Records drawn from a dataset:
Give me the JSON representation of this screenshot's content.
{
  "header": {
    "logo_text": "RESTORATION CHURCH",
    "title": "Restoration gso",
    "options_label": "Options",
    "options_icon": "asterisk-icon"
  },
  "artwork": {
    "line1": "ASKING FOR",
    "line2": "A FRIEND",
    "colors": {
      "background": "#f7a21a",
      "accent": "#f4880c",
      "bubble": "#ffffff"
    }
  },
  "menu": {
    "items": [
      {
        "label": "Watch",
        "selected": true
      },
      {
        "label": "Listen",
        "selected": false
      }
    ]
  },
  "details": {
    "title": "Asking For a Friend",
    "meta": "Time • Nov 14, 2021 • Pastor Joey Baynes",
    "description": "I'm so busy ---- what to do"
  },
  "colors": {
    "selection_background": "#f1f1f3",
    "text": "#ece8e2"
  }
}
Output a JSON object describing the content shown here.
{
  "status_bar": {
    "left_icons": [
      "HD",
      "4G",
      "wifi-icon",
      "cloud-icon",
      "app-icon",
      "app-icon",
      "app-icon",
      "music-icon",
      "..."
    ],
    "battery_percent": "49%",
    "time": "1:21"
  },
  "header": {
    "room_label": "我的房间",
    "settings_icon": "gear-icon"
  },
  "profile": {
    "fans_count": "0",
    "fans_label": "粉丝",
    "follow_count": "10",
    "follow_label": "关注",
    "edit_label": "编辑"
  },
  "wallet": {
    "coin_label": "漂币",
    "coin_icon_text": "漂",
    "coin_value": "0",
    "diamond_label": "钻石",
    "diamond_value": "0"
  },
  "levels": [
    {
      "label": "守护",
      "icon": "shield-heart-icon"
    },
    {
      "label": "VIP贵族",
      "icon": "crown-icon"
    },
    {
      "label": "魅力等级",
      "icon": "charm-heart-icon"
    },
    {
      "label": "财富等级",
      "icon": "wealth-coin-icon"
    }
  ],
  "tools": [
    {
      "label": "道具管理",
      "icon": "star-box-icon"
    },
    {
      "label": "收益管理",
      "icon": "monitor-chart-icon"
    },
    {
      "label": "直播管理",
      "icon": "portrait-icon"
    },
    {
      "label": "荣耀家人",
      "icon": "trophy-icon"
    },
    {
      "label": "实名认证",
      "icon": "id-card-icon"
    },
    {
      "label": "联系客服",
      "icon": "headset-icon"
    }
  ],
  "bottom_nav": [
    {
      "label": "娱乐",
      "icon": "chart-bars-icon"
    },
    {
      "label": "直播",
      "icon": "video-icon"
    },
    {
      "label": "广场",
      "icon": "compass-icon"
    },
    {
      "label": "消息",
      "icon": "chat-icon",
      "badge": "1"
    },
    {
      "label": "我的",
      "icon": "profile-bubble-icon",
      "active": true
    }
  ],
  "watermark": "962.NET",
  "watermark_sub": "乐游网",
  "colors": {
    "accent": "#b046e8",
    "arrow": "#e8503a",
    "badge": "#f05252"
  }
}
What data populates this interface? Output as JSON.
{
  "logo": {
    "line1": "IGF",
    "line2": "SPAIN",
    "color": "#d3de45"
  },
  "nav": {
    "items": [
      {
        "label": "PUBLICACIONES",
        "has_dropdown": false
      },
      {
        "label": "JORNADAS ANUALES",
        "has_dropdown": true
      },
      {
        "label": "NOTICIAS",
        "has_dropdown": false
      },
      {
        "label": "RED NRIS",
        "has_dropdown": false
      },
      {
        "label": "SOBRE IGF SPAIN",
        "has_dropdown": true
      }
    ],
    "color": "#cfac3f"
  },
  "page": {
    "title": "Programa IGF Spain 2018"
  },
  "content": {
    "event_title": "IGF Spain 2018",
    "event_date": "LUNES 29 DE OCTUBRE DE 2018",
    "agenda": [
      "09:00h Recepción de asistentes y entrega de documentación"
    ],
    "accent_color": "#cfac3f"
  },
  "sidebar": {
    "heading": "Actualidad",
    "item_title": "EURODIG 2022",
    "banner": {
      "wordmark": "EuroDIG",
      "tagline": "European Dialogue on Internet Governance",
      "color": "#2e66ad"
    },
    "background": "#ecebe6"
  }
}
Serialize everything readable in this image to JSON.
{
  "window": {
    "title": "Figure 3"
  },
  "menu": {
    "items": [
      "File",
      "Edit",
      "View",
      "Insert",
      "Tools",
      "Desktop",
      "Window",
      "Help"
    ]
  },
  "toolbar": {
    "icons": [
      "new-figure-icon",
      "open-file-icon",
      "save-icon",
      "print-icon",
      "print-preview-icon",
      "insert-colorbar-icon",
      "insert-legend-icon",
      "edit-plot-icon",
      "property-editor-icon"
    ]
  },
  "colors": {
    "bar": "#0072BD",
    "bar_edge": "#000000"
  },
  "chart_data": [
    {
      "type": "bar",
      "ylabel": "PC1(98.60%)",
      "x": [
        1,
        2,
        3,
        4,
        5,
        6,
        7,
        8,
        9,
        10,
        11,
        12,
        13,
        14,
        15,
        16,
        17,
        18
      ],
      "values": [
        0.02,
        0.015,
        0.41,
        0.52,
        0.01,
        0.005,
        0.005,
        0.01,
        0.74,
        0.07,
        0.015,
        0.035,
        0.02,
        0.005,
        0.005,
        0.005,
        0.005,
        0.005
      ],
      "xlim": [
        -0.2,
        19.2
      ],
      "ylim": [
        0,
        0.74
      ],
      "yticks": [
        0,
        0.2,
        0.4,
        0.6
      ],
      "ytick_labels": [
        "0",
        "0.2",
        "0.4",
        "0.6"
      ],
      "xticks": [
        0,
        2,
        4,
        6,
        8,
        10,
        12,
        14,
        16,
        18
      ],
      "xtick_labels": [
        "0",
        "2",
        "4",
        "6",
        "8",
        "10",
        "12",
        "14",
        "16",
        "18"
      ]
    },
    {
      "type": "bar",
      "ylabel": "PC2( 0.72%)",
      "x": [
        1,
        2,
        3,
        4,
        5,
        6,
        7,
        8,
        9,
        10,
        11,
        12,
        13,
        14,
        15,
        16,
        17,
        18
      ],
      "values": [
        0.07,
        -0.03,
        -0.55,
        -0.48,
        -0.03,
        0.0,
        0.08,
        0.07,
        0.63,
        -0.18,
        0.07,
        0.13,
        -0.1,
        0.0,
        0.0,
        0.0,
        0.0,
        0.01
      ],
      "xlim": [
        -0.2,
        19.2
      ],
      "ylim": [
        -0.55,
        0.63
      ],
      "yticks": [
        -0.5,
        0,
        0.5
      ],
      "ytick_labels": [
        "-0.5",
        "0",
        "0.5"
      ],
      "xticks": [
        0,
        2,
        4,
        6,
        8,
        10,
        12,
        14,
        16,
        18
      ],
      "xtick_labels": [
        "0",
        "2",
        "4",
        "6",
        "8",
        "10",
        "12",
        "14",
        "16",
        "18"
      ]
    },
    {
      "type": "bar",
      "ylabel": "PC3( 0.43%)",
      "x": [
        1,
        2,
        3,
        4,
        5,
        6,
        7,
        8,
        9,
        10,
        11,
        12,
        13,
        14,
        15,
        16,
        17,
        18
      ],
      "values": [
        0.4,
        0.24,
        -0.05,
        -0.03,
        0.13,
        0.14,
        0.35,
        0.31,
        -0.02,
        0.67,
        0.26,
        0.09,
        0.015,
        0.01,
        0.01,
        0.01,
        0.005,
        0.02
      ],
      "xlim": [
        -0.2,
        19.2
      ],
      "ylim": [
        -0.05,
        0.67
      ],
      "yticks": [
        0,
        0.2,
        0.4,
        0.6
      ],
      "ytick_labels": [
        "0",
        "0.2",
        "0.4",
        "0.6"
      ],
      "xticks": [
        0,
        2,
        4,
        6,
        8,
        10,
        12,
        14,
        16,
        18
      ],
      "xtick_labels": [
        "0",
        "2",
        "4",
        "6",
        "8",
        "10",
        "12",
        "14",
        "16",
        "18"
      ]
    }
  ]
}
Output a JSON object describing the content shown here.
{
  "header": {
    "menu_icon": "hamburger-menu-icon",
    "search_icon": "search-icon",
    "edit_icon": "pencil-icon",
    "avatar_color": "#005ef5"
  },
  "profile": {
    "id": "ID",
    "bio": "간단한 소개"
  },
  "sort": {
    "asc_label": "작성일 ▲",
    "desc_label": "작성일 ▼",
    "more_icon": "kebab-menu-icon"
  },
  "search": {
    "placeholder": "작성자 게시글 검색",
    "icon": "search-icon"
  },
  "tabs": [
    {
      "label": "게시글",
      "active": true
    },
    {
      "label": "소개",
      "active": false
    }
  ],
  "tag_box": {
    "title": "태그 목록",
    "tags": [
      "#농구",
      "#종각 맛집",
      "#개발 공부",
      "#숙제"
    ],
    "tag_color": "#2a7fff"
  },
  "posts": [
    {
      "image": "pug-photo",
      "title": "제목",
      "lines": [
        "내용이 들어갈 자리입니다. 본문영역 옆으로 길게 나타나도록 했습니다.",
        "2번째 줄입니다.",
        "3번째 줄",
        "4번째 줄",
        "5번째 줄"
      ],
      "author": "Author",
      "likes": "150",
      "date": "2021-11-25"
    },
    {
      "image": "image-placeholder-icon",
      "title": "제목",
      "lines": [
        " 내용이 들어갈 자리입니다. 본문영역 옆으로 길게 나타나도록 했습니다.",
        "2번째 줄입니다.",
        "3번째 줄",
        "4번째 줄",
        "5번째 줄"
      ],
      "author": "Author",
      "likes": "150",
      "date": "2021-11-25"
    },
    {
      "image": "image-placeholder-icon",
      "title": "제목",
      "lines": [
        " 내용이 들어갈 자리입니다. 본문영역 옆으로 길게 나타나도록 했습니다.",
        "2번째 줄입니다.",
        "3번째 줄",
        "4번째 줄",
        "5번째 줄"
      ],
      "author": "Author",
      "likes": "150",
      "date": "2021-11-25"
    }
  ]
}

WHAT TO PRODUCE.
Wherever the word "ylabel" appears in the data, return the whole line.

ANSWER FOR THIS EXERCISE.
      "ylabel": "PC1(98.60%)",
      "ylabel": "PC2( 0.72%)",
      "ylabel": "PC3( 0.43%)",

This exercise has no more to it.